A Chesapeake Bay retriever dog looks out from its pen on the first day of the Crufts dog show at the National Exhibition Centre in Birmingham, central England, on March 7, 2019. OLI SCARFF/AFP via Getty Images/Getty

Also known as Chessies, these pups are notoriously independent...so much so they may ignore your commands entirely. Chessies have a strong sense of what they want and need, and will push beyond their owner's asks to achieve it.

Kuvasz

dog named hashtag
Hashtag, 3, a Kuvasz, leans over the wall while competing during the National Dog Show held at the Greater Philadelphia Expo Center on November 16, 2019 in Oaks, Pennsylvania. Mark Makela/Getty Images/Getty

These dogs are the best of many things. They're kind with kids, bring a sense of humor to daily life and they're regal as they come. But the Kuvasz is also described as independent, which means keeping their owner happy may not be at the top of their list.

Bloodhound

Bloodhounds
Bloodhounds are lined up in the ring during the first day of the 134th Westminster Kennel Club Dog Show at Madison Square Garden in New York, February 15, 2010. The country's premier dog show runs for two days. TIMOTHY A. CLARY/AFP via Getty Images/Getty

If you have an image of a bloodhound in your head, it's probably sniffing around curiously. These canines have incredible intelligence and a nose capable of anything. Sometimes, that leads to trouble though. Scents can be distracting as you try to teach your pup how to be the best boy ever.

Chow Chow

Chow Chow
A Chow Chow sits in it's kennel on Day one of Crufts at the Birmingham NEC Arena on March 8, 2012, in Birmingham, England.
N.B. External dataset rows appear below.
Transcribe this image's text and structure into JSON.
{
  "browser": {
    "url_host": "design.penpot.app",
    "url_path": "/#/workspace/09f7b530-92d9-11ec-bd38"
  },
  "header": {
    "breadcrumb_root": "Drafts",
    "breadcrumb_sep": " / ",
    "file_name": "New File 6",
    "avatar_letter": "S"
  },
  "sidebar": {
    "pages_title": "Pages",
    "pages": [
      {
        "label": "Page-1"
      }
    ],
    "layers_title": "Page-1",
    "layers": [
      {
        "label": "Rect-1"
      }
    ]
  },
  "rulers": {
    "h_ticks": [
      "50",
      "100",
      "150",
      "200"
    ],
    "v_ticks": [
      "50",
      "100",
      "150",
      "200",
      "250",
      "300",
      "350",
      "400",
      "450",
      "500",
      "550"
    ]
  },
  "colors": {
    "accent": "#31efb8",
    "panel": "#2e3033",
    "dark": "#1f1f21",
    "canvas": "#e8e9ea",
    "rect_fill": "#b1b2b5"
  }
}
Dan Kitwood/Getty Images/Getty

Unlike some dogs listed above, Chow Chows are a very mild-tempered breed. They listen as much as they can, and are known to be one of the most hygienic dog choices. But they're also described as "aloof" by the AKC, meaning they won't necessarily be the smartest when it comes to major training achievements.

Canaan Dog

While there aren't any photos of this breed available, it's one of the longest-registered purebreds in the AKC guide.

In order to get a grip on your Canaan, you're going to need to train aggressively early on. These pups will declare themselves the leader of the pack if you don't step in first. "They will end up "owning" passive owners who haven't establish themselves as top dog in the family pack," the AKC explains.

However, you choose to train your dog is up to you. You can have a "hard-to-train" breed with perfect manners if you comply with the breed's difficulties and successes.